During the first winter months of ’05, I had started walking and jogging at the gym on a treadmill with varying success. Most days I would walk for 15 minutes, jog (quite slowly) for 5, and then walk for 15 minutes. That Patriots Day morning, my friend Amy called and asked if I wanted to get out and go for a run to the river. I was pretty self conscious about my running skills, especially on the one day of the year where the best runners in the world were in town. The sun was shining, and that energy helped me overcome my insecurities, so Amy and I took a casual jog to the Charles. From that day on, I refused to go back onto a treadmill, I began getting up before the sun to get out before work or school all summer, and as the winter approached I bought gloves, spandex, and a windbreaker so I could keep running outside in the ice and freezing cold. I was hooked. A slow 3 miles three days a week slowly turned into 5 days a week, and by the following summer, I was running 6 days and averaging 35 miles a week. By this point I had dropped from 240lbs to 170lbs.

I still run, but usually only on the weekends. My new job has put quite the constraints on my time, and I began biking to work last July so that I could at least get some exercise while getting to work, rather than getting up even earlier to run and then ride the T. Over the past year, my athletic association has shifted from being a runner who bikes to get to work/school to being a cyclist who runs in my free time on the weekends. I don’t spend as much time thinking about when it’s new sneaker time or what a new jogging route will be, instead I’ve begun researching bike maintainence and the growth of Boston into a stronger biking city. I hope that I can forever balance these two persons; each coming to the front at different times in my life as they have shifted over the past three years.

It was a balmy 38* when I left my apartment this afternoon to go for a run. I am by no means the most hardcore runner in town, but sometimes find myself almost all alone out there. The rain didn’t really start until a few miles into my run, but still I didn’t pass any joggers or bikes as I warmed up through the Public Garden. Usually in the weeks approaching the Boston Marathon, the sun starts to shine and the city falls back in love with the bike/footpath along the Charles, but It seems that the seasonal urban jogging community is still a bit shy. That said, I was quite happily surprised to pass more joggers than I could keep track of, and almost as many cyclists once I made it over the river into Cambridge.

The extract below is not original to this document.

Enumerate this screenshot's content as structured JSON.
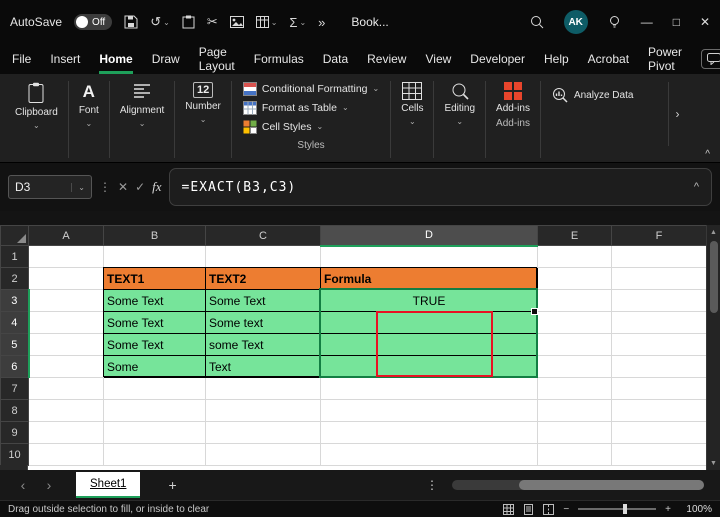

As enthused as I am to have seen as many folks out enjoying the day as I did, I was made quite aware of how cold and dreary it was today compared to years past. I usually look forward to the deep down cleansing rain through April and May. I love the soaking rain, but as long as it’s warm(ish). There’s a lot of scientific reasoning that flies way over my head when it comes to global warming, but days like today make an extremely clear impression on me. It seems a bit counterintuitive that global warming would make spring colder, but with a little bit of research on wind patterns and glacial melting, April showers bringing May snowfalls seems far too plausible.